Interface dataset entries:
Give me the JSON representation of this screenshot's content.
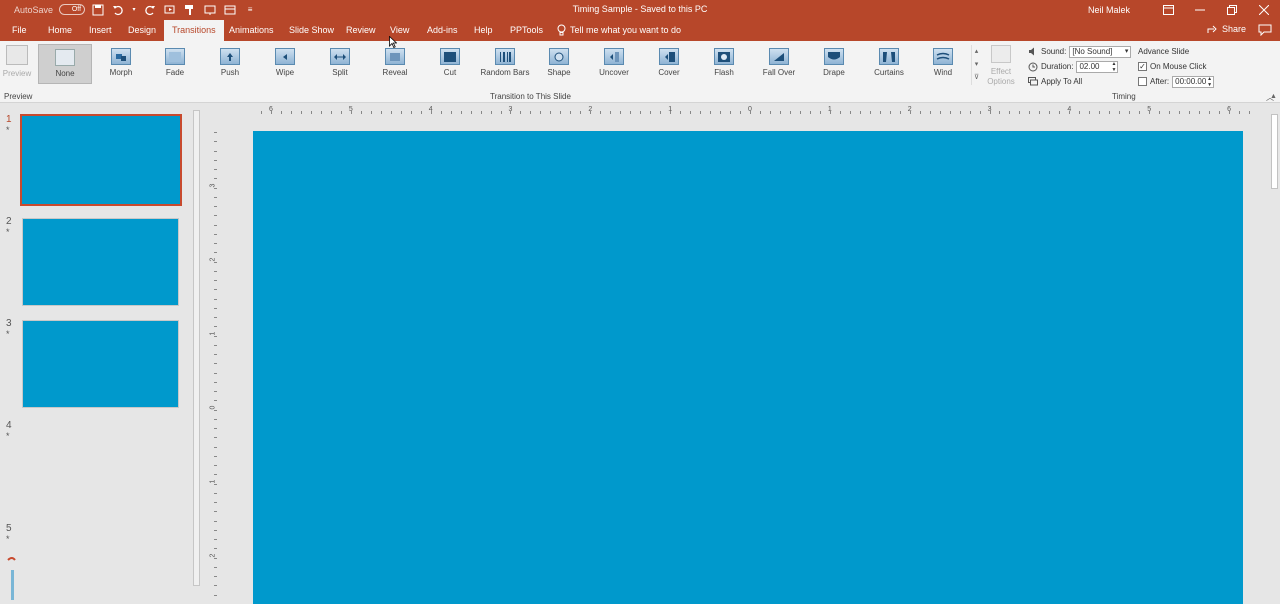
{
  "titlebar": {
    "autosave_label": "AutoSave",
    "autosave_state": "Off",
    "title": "Timing Sample  -  Saved to this PC",
    "user": "Neil Malek",
    "bg_color": "#b7472a"
  },
  "qat_icons": [
    "save-icon",
    "undo-icon",
    "redo-icon",
    "start-from-beginning-icon",
    "format-painter-icon",
    "present-icon",
    "layout-icon",
    "customize-qat-icon"
  ],
  "tabs": [
    {
      "label": "File"
    },
    {
      "label": "Home"
    },
    {
      "label": "Insert"
    },
    {
      "label": "Design"
    },
    {
      "label": "Transitions",
      "active": true
    },
    {
      "label": "Animations"
    },
    {
      "label": "Slide Show"
    },
    {
      "label": "Review"
    },
    {
      "label": "View"
    },
    {
      "label": "Add-ins"
    },
    {
      "label": "Help"
    },
    {
      "label": "PPTools"
    }
  ],
  "tellme": "Tell me what you want to do",
  "share": "Share",
  "ribbon": {
    "preview_label": "Preview",
    "transitions": [
      {
        "label": "None",
        "icon": "none-icon",
        "selected": true
      },
      {
        "label": "Morph",
        "icon": "morph-icon"
      },
      {
        "label": "Fade",
        "icon": "fade-icon"
      },
      {
        "label": "Push",
        "icon": "push-icon"
      },
      {
        "label": "Wipe",
        "icon": "wipe-icon"
      },
      {
        "label": "Split",
        "icon": "split-icon"
      },
      {
        "label": "Reveal",
        "icon": "reveal-icon"
      },
      {
        "label": "Cut",
        "icon": "cut-icon"
      },
      {
        "label": "Random Bars",
        "icon": "random-bars-icon"
      },
      {
        "label": "Shape",
        "icon": "shape-icon"
      },
      {
        "label": "Uncover",
        "icon": "uncover-icon"
      },
      {
        "label": "Cover",
        "icon": "cover-icon"
      },
      {
        "label": "Flash",
        "icon": "flash-icon"
      },
      {
        "label": "Fall Over",
        "icon": "fall-over-icon"
      },
      {
        "label": "Drape",
        "icon": "drape-icon"
      },
      {
        "label": "Curtains",
        "icon": "curtains-icon"
      },
      {
        "label": "Wind",
        "icon": "wind-icon"
      }
    ],
    "effect_options_line1": "Effect",
    "effect_options_line2": "Options",
    "sound_label": "Sound:",
    "sound_value": "[No Sound]",
    "duration_label": "Duration:",
    "duration_value": "02.00",
    "apply_all_label": "Apply To All",
    "advance_title": "Advance Slide",
    "on_mouse_click_label": "On Mouse Click",
    "on_mouse_click_checked": true,
    "after_label": "After:",
    "after_value": "00:00.00",
    "after_checked": false,
    "group_preview": "Preview",
    "group_transition": "Transition to This Slide",
    "group_timing": "Timing"
  },
  "slides": [
    {
      "number": "1",
      "star": "*",
      "selected": true,
      "color": "#0099cc"
    },
    {
      "number": "2",
      "star": "*",
      "color": "#0099cc"
    },
    {
      "number": "3",
      "star": "*",
      "color": "#0099cc"
    },
    {
      "number": "4",
      "star": "*"
    },
    {
      "number": "5",
      "star": "*"
    }
  ],
  "ruler": {
    "horizontal_labels": [
      "6",
      "5",
      "4",
      "3",
      "2",
      "1",
      "0",
      "1",
      "2",
      "3",
      "4",
      "5",
      "6"
    ],
    "vertical_labels": [
      "3",
      "2",
      "1",
      "0",
      "1",
      "2"
    ]
  },
  "slide_color": "#0099cc"
}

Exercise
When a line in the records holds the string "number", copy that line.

Output below
      "number": "1",
      "number": "2",
      "number": "3",
      "number": "4",
      "number": "5",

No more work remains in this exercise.